Requirement: Going through the data below, copy out each line where the word "Shoes" shows up.

(Items from an interface collection)

==========

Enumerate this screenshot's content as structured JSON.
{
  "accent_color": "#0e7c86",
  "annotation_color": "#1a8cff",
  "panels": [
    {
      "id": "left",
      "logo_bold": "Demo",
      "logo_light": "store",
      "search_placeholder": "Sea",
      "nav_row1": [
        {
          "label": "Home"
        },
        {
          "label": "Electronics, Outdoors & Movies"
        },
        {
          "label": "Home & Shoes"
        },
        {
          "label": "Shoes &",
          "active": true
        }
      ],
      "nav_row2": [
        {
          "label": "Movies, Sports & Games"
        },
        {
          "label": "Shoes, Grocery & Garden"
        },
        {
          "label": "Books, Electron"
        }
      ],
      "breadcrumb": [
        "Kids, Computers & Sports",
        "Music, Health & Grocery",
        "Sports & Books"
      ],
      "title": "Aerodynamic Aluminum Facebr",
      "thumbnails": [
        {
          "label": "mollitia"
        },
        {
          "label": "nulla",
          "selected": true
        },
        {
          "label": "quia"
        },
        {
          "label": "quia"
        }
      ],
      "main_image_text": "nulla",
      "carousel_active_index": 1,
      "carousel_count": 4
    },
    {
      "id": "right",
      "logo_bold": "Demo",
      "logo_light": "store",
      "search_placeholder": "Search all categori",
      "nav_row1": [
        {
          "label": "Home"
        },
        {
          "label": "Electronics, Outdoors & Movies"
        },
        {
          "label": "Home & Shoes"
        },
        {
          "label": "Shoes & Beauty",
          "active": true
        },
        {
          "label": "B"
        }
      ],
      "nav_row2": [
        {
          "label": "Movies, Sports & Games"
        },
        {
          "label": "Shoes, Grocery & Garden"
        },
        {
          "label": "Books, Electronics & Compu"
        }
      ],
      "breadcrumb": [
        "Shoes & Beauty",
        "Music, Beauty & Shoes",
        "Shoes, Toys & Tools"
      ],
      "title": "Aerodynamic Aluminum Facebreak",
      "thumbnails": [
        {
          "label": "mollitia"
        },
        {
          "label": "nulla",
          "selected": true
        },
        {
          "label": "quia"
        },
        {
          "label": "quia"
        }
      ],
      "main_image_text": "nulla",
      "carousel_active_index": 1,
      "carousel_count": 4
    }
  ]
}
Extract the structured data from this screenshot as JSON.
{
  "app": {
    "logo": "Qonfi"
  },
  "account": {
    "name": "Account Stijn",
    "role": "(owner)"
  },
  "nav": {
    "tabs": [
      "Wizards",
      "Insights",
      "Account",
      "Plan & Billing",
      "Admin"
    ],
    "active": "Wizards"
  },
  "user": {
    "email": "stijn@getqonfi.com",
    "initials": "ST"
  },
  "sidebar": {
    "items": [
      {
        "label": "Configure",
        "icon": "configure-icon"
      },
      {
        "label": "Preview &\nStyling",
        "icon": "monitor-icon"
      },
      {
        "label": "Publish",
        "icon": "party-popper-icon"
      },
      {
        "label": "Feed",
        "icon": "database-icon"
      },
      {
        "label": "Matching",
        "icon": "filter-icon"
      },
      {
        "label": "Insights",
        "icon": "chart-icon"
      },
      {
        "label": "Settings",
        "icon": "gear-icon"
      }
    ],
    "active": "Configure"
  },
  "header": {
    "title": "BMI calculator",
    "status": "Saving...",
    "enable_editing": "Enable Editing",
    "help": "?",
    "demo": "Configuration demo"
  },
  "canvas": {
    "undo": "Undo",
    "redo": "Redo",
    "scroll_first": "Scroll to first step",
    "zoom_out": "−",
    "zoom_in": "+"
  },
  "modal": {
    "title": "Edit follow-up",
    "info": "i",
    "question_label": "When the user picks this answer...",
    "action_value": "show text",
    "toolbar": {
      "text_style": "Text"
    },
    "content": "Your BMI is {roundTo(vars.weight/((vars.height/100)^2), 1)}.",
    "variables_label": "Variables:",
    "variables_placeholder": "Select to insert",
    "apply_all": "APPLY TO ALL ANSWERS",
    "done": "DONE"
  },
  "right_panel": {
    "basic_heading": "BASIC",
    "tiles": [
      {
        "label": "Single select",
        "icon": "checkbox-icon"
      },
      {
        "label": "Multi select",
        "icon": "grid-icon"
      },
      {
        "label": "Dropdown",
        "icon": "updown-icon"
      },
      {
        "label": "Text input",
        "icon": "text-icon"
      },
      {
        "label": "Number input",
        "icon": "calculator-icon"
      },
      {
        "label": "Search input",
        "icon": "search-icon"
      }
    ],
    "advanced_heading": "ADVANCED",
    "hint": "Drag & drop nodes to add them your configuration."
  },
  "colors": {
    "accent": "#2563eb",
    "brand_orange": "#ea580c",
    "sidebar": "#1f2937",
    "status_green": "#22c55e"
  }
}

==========

Answer to the problem:
          "label": "Home & Shoes"
          "label": "Shoes &",
          "label": "Shoes, Grocery & Garden"
          "label": "Home & Shoes"
          "label": "Shoes & Beauty",
          "label": "Shoes, Grocery & Garden"
        "Shoes & Beauty",
        "Music, Beauty & Shoes",
        "Shoes, Toys & Tools"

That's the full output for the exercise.